Problem to solve
What do the lines from the one containing "Parse this screenshot: output" through the end of the listing below say? Restate them word for word and give nothing else.

Supplied data
• • •

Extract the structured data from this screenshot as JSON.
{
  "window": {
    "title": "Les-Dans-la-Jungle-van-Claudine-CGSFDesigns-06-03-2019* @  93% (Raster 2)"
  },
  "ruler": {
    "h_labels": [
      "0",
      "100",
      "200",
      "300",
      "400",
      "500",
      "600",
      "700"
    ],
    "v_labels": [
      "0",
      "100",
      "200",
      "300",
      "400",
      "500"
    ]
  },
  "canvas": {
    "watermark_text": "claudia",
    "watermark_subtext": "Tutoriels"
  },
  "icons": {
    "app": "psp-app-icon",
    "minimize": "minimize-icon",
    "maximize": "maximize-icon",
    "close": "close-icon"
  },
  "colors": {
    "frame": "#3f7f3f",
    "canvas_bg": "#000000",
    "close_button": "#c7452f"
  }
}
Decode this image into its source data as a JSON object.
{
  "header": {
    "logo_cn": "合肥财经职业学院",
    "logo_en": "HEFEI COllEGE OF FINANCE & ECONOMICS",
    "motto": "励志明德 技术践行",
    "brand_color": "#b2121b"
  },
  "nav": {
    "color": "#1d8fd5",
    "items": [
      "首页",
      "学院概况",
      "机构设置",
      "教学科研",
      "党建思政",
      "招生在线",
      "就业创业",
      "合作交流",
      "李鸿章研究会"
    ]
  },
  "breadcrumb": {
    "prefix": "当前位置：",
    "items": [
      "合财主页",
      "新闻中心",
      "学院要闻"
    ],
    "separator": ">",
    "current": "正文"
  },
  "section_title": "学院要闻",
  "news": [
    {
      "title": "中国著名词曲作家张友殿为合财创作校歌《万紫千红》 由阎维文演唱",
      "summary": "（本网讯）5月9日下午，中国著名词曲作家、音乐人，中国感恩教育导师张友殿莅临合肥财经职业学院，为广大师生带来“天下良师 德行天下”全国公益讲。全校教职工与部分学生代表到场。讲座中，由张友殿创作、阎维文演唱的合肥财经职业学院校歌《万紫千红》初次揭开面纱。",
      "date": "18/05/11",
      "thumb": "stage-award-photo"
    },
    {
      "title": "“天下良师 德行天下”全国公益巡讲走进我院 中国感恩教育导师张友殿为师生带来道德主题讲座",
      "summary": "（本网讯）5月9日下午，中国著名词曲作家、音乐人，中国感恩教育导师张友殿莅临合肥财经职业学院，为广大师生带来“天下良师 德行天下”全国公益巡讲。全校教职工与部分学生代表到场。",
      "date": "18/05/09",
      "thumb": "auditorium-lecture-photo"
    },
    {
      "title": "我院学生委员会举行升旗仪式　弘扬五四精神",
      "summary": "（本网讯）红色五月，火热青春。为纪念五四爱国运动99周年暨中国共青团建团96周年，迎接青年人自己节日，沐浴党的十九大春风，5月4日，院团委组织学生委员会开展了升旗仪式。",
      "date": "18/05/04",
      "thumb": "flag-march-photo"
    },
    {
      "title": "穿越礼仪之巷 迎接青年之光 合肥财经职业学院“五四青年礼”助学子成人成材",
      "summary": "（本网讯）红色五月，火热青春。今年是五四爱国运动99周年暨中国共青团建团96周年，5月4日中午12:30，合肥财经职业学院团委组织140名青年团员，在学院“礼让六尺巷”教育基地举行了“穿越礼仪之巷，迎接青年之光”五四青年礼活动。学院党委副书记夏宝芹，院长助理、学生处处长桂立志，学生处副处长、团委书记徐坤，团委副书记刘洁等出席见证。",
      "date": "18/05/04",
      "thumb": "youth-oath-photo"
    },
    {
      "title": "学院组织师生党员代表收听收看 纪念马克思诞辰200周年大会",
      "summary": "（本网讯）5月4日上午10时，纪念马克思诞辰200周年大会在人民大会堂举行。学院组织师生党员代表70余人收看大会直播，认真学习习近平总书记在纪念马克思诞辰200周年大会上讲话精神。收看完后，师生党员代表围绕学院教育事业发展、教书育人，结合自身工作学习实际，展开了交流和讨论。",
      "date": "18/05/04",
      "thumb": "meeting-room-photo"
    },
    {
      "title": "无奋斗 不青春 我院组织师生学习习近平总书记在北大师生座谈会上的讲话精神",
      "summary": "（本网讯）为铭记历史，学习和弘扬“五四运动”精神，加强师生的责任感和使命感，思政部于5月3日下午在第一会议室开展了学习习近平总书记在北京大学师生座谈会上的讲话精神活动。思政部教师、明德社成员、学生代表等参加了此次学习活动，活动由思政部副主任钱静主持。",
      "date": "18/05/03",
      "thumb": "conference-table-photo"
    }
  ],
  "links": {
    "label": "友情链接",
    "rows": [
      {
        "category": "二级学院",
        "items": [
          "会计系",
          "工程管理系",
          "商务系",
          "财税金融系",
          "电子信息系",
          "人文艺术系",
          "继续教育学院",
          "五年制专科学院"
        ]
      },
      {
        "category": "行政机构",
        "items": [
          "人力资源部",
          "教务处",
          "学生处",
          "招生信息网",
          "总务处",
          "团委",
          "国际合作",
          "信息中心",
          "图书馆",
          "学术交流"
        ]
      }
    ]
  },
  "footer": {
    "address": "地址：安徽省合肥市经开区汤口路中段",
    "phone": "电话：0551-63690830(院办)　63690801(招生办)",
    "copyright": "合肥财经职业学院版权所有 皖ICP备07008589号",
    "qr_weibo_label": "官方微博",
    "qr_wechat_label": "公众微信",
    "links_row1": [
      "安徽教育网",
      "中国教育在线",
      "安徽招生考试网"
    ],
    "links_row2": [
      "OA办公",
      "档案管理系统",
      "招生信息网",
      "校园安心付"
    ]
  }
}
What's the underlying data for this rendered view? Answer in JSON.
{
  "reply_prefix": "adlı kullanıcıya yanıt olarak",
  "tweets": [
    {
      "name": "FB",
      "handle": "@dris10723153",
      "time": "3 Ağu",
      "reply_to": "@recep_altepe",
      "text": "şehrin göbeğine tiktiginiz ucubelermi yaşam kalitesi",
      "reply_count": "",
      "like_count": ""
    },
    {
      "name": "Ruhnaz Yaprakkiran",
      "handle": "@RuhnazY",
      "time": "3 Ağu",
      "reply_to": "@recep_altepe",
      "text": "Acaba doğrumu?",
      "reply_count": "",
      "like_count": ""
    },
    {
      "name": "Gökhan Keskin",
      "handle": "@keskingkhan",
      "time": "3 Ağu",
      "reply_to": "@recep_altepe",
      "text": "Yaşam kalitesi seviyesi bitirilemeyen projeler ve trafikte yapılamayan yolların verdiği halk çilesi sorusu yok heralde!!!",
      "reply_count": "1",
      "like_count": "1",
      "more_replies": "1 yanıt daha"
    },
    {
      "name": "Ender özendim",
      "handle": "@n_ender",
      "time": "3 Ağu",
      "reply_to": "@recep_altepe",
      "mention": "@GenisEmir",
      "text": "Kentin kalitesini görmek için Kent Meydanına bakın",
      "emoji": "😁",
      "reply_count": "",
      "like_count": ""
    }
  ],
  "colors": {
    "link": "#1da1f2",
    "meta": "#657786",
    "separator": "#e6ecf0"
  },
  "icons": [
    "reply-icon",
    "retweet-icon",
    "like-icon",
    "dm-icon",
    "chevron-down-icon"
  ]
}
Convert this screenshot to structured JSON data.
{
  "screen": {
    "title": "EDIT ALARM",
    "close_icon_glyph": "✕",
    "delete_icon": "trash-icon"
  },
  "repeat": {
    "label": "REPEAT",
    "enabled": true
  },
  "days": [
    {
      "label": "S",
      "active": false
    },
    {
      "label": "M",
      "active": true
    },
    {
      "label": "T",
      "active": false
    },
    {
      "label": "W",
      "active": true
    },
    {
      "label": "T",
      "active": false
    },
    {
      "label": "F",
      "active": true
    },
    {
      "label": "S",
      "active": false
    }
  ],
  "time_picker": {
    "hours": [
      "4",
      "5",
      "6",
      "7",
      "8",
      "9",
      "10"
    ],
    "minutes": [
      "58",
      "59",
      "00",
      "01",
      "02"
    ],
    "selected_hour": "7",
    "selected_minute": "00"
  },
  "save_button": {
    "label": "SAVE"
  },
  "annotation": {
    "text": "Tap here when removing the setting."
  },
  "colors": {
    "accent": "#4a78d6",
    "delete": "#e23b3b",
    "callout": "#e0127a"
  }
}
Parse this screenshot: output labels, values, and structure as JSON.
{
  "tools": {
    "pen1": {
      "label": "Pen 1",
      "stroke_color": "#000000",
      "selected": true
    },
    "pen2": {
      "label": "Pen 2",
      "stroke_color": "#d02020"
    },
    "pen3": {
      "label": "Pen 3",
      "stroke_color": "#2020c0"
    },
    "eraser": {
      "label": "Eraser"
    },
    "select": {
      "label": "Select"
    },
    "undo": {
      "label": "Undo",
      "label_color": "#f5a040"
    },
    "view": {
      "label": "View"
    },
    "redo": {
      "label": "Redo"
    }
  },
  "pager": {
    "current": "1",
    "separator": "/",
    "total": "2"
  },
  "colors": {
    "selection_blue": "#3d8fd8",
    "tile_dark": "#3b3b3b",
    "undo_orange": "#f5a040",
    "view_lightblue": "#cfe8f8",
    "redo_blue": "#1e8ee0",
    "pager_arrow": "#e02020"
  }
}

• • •

Answer
Parse this screenshot: output labels, values, and structure as JSON.
{
  "tools": {
    "pen1": {
      "label": "Pen 1",
      "stroke_color": "#000000",
      "selected": true
    },
    "pen2": {
      "label": "Pen 2",
      "stroke_color": "#d02020"
    },
    "pen3": {
      "label": "Pen 3",
      "stroke_color": "#2020c0"
    },
    "eraser": {
      "label": "Eraser"
    },
    "select": {
      "label": "Select"
    },
    "undo": {
      "label": "Undo",
      "label_color": "#f5a040"
    },
    "view": {
      "label": "View"
    },
    "redo": {
      "label": "Redo"
    }
  },
  "pager": {
    "current": "1",
    "separator": "/",
    "total": "2"
  },
  "colors": {
    "selection_blue": "#3d8fd8",
    "tile_dark": "#3b3b3b",
    "undo_orange": "#f5a040",
    "view_lightblue": "#cfe8f8",
    "redo_blue": "#1e8ee0",
    "pager_arrow": "#e02020"
  }
}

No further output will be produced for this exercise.